--- YOUR OBJECTIVE ---
Scan the material below for every line with the string "openenv", and copy those lines.

* * *

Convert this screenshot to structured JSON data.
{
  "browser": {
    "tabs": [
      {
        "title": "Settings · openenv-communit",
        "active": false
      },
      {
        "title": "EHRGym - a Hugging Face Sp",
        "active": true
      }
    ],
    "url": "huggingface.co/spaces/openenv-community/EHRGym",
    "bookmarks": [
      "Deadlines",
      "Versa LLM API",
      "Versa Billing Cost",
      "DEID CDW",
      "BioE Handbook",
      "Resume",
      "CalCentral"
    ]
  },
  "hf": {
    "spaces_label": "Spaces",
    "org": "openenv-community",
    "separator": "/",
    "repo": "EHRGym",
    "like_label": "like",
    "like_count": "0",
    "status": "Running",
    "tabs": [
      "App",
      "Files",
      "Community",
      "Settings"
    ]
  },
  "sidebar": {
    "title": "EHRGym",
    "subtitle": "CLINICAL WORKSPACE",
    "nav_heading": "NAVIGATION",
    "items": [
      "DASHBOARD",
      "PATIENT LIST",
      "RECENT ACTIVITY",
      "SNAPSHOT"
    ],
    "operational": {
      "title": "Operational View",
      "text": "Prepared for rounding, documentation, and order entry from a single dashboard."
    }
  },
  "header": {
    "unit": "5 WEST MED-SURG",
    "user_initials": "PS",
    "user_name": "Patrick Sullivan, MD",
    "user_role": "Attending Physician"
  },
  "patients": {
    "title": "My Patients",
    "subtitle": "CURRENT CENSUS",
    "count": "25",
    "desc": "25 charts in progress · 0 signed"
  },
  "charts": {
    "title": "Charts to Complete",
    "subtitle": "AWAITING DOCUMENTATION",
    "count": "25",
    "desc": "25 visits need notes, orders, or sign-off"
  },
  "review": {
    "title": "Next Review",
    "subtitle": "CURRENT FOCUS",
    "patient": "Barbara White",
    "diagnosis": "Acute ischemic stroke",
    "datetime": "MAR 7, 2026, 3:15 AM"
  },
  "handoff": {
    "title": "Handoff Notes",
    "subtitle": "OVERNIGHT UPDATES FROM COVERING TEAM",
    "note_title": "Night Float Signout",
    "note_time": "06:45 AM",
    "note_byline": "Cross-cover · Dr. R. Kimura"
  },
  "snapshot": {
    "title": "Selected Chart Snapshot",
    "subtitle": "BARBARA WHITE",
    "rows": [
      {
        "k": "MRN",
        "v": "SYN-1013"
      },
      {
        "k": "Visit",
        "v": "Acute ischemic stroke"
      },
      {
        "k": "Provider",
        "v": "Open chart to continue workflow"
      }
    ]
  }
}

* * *

--- REPLY ---
        "title": "Settings · openenv-communit",
    "url": "huggingface.co/spaces/openenv-community/EHRGym",
    "org": "openenv-community",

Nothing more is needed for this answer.